▸ Problem details
Each record should be given again exactly, and any picture in it left out.

▸ Data provided
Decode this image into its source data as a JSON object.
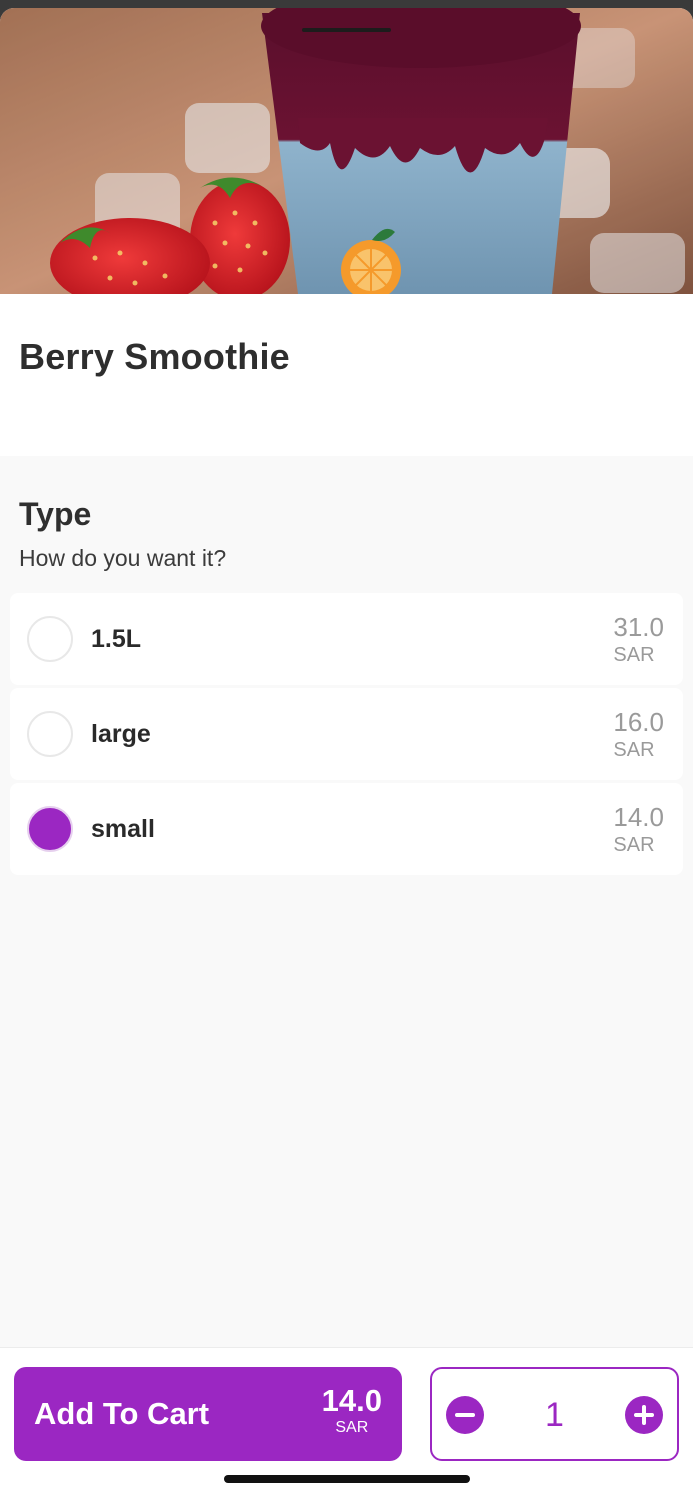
{
  "product": {
    "title": "Berry Smoothie",
    "image_icon": "product-photo"
  },
  "type_section": {
    "title": "Type",
    "subtitle": "How do you want it?",
    "options": [
      {
        "label": "1.5L",
        "price": "31.0",
        "currency": "SAR",
        "selected": false
      },
      {
        "label": "large",
        "price": "16.0",
        "currency": "SAR",
        "selected": false
      },
      {
        "label": "small",
        "price": "14.0",
        "currency": "SAR",
        "selected": true
      }
    ]
  },
  "cart": {
    "add_label": "Add To Cart",
    "total": "14.0",
    "currency": "SAR",
    "quantity": "1",
    "decrement_icon": "minus-icon",
    "increment_icon": "plus-icon"
  },
  "colors": {
    "accent": "#9b27c2",
    "muted_price": "#9a9a9a",
    "background": "#f9f9f9"
  }
}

▸ Answer for the task
Decode this image into its source data as a JSON object.
{
  "product": {
    "title": "Berry Smoothie",
    "image_icon": "product-photo"
  },
  "type_section": {
    "title": "Type",
    "subtitle": "How do you want it?",
    "options": [
      {
        "label": "1.5L",
        "price": "31.0",
        "currency": "SAR",
        "selected": false
      },
      {
        "label": "large",
        "price": "16.0",
        "currency": "SAR",
        "selected": false
      },
      {
        "label": "small",
        "price": "14.0",
        "currency": "SAR",
        "selected": true
      }
    ]
  },
  "cart": {
    "add_label": "Add To Cart",
    "total": "14.0",
    "currency": "SAR",
    "quantity": "1",
    "decrement_icon": "minus-icon",
    "increment_icon": "plus-icon"
  },
  "colors": {
    "accent": "#9b27c2",
    "muted_price": "#9a9a9a",
    "background": "#f9f9f9"
  }
}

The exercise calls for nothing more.